That last birthday

what she gave me was a scarf
black, like a Leonard Cohen scarf
plain black, the finest wool
without adornment, matt, no pattern
generous enough for a full slack circle
and the ends hanging free
and she, half-hitching it beneath my chin
arranging drape in a cool Cohen way
then standing back, examining the fit
with a kind of pride
like a mother checking out
a uniform, first day
and face-to-facing me
a smile we both recognised
as terminal, and shifting closer
as an acquaintance might
to seal a presentation
with a handshake or a kiss

shifting close enough to grip
two-handed at those ends hanging free
the knot still slack and casual
but she – her feet firmly braced
for full throttle

– by Ian Royce Chamberlain. This poem was Commended in our 2016 competition –

Ian Royce Chamberlain aims to follow the maxim of ST Coleridge: ‘Poetry is the best words in the best order’. After a career in hard engineering he takes this to mean, ‘Put the bits together properly and it’ll work’.

Ian is a Moor Poet, co-founder of Teignmouth Poetry Festival and a regular at SW festivals and open-mic events. His inspirations are mainly the natural world and the minutiae of being human. While some pieces are written strictly for performance, his more serious work is intended to be deeply thought-provoking – but also readily accessible to people who are not habitual poetry readers. Poetry, he says, is form of communication – a two-way business which succeeds only if the listener or reader feels an immediate connection with the words.
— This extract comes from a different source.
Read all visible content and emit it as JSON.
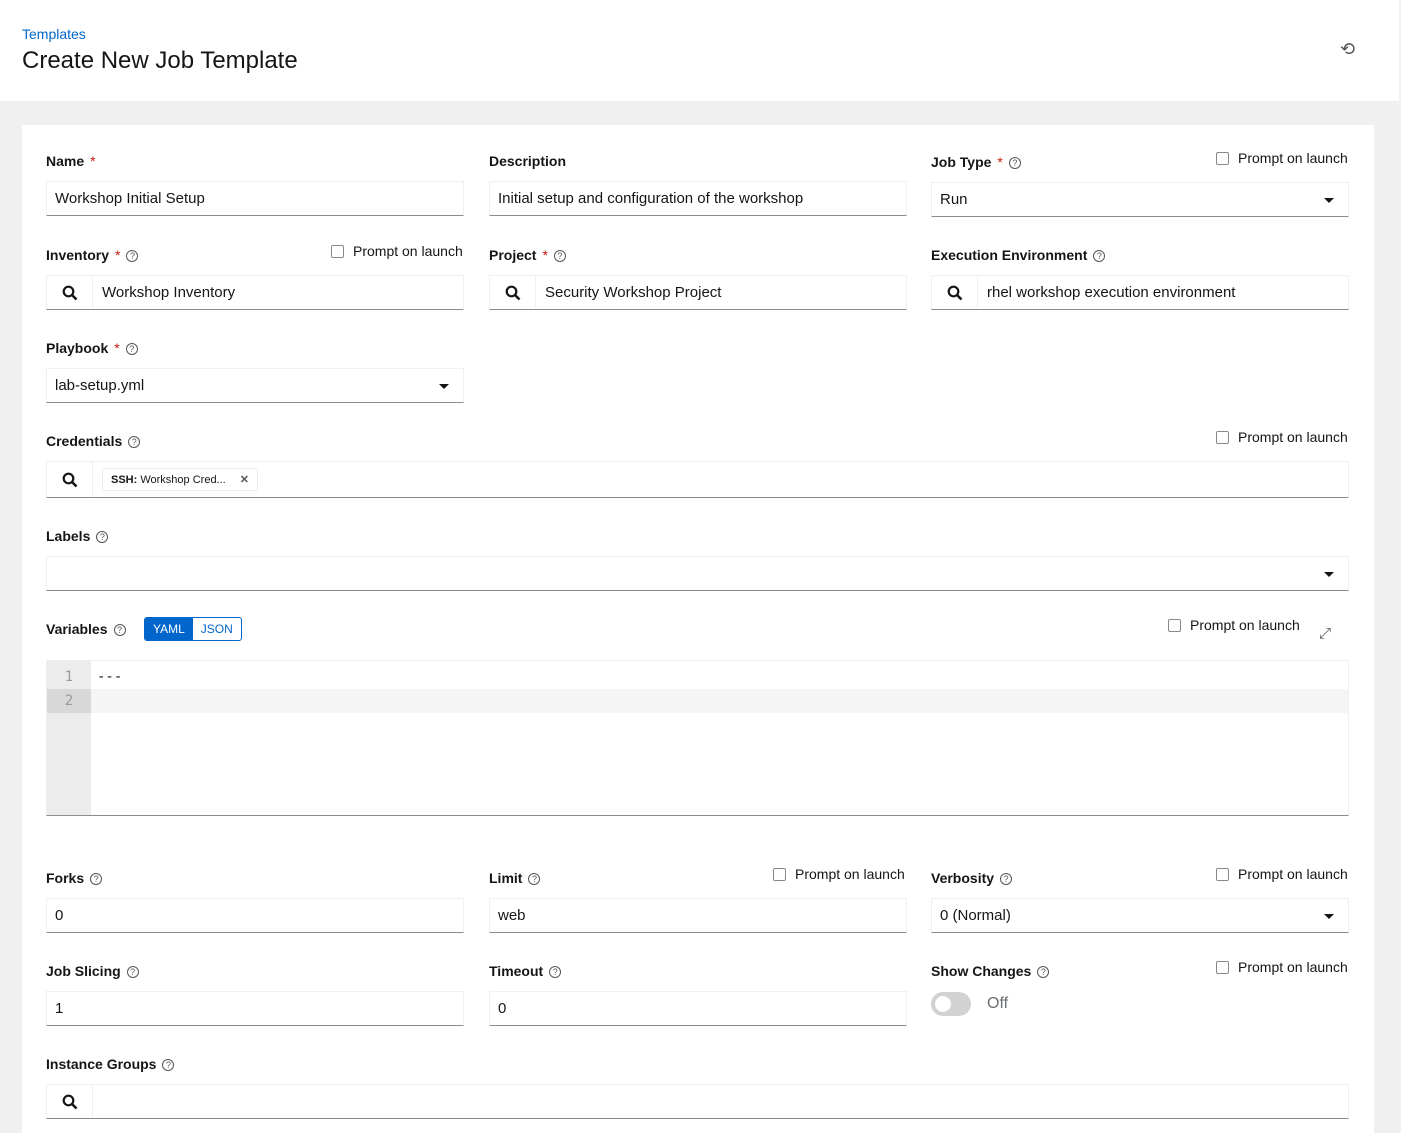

His first collection, stumble into grace, was published in 2012; the second will appear during 2017.

Leave a comment